Buttons?

When I became Director of the National Pearl Button Museum last September it was something of a departure (pun intended) from my former job as an airline pilot. When I told my aviation friends about my new job they inevitably replied with a question – a single word, actually. “Buttons?”

The idea that something so ubiquitous should be the focus of a historical museum requires some explanation. Buttons are part of our everyday life. Virtually every person on earth touches a button nearly every day, and yet I doubt we devote even one brain cell to considering this mundane object and its importance.

Why Buttons Matter

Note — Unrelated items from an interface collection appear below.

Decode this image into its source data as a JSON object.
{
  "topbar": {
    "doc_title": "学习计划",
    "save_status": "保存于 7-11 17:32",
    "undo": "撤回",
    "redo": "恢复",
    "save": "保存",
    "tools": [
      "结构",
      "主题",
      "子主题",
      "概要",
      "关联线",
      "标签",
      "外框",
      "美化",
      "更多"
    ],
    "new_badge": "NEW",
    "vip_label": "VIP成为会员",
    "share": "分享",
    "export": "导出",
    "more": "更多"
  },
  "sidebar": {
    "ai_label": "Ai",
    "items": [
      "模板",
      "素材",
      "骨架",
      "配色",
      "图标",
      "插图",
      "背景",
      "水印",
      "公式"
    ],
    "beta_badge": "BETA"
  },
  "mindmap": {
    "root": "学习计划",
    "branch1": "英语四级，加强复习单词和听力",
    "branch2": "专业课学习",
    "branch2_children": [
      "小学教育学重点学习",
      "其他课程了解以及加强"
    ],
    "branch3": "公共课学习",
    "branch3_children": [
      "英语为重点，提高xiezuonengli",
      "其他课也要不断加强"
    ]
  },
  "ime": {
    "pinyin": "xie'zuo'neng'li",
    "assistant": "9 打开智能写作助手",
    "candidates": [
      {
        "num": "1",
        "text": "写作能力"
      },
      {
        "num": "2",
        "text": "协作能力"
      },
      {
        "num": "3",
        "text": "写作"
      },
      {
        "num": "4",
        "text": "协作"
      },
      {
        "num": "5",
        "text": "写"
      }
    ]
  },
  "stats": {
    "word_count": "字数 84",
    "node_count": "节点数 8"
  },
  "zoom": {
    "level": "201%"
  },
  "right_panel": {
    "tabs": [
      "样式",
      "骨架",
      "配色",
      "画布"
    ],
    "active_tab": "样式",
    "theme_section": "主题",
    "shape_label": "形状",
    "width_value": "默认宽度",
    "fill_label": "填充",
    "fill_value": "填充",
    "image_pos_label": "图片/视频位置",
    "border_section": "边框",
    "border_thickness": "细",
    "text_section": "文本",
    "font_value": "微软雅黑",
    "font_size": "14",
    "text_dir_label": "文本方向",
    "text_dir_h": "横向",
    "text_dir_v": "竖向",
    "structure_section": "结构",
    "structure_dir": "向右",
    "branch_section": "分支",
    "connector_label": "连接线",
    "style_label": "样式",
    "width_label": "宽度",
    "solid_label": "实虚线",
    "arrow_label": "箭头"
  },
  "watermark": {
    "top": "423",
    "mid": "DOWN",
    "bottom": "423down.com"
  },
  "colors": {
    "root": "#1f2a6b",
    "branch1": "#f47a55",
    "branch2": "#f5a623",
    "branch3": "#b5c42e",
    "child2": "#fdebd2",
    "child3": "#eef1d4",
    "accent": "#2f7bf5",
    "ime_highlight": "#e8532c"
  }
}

Everyone who lives in Muscatine knows it is the Pearl City. We all know that this name has something vaguely to do with buttons. If you have lived here awhile you probably think you know “the button story.” There may be more to our history than you realize.

When I first came to the museum, a single display caught my attention. It says “In 1905 Muscatine produced 1.5 Billion buttons.” Numbers that large can be abstract. After I looked at that sign a half-dozen times I decided to do the math. It turns out that 1.5 billion of anything is a lot. If you stacked 1.5 billion pearl buttons in downtown Muscatine, that pile, when it inevitably fell, would reach Los Angeles.

This industry was a very big deal! Virtually every family in Muscatine was engaged in this grand project. If you grew up here it is almost certain that your parents, grandparents, or great-grandparents caught clams, hauled shells, drilled blanks, or worked in the button factories. The history of pearl buttons is the history of Muscatine.

The button industry dominated the economy here for half a century. It brought money into this community from around the world and provided insulation against the ravages of the Great Depression. Perhaps more importantly, it laid an economic foundation upon which our diversified modern economy is built. The economic powerhouses of today, HNI, Kent, Stanley Consultants, Carver Pump, Musco, Bandag, Raymond, Heinz, and others found what they needed to innovate, build, and expand right here in our little river town. The strong supply of capital, skilled labor, infrastructure, and ideas that were a by-product of the pearl button industry made these other businesses possible.

The National Pearl Button Museum Matters

People love history. We all have a natural curiosity about those who came before us. How did they make a living? What were their lives like? At the National Pearl Button Museum we tell this national growth story very well. We are the top-rated “thing to do” within the city of Muscatine on TripAdvisor. We get uniformly Excellent reviews. In 2019 we attracted thousands of visitors to Muscatine from 7 foreign countries and 49 states. (We are working hard on New Hampshire). These guests, who love our history, also find that they love Muscatine. They eat at our fantastic restaurants, shop at our excellent stores, and stay at our great hotels. Our museum is bringing people here. Every day we tell the story of Muscatine – our story. We are proud to be part of Muscatine’s success.

Your membership and your generous donation make all this possible. We could not tell this story without you. And we believe that your donation to the National Pearl Button Museum is an investment in our community, too. We are grateful for your support.

Dustin Joy